■ Task details ■
Where in the listing does the word "Como" appear? Report each line that holds it.

■ Records supplied ■
+===+

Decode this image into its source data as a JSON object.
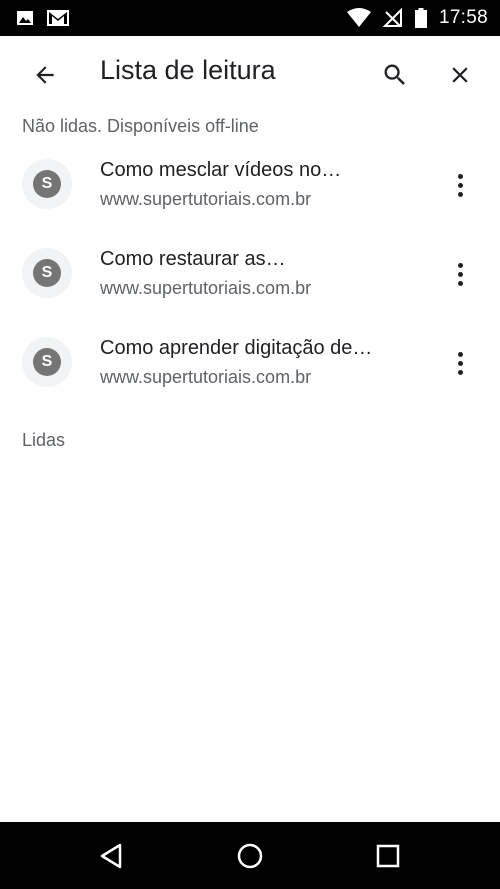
{
  "status_bar": {
    "time": "17:58",
    "icons": [
      "image-icon",
      "gmail-icon",
      "wifi-icon",
      "no-signal-icon",
      "battery-icon"
    ]
  },
  "toolbar": {
    "title": "Lista de leitura",
    "back_icon": "arrow-back-icon",
    "search_icon": "search-icon",
    "close_icon": "close-icon"
  },
  "sections": {
    "unread": {
      "header": "Não lidas. Disponíveis off-line",
      "items": [
        {
          "favicon_letter": "S",
          "title": "Como mesclar vídeos no…",
          "url": "www.supertutoriais.com.br"
        },
        {
          "favicon_letter": "S",
          "title": "Como restaurar as…",
          "url": "www.supertutoriais.com.br"
        },
        {
          "favicon_letter": "S",
          "title": "Como aprender digitação de…",
          "url": "www.supertutoriais.com.br"
        }
      ]
    },
    "read": {
      "header": "Lidas"
    }
  },
  "nav_bar": {
    "icons": [
      "back-triangle-icon",
      "home-circle-icon",
      "recents-square-icon"
    ]
  },
  "colors": {
    "status_bar_bg": "#000000",
    "text_primary": "#202124",
    "text_secondary": "#5f6368",
    "favicon_bg": "#757575"
  }
}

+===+

■ Result for this exercise ■
          "title": "Como mesclar vídeos no…",
          "title": "Como restaurar as…",
          "title": "Como aprender digitação de…",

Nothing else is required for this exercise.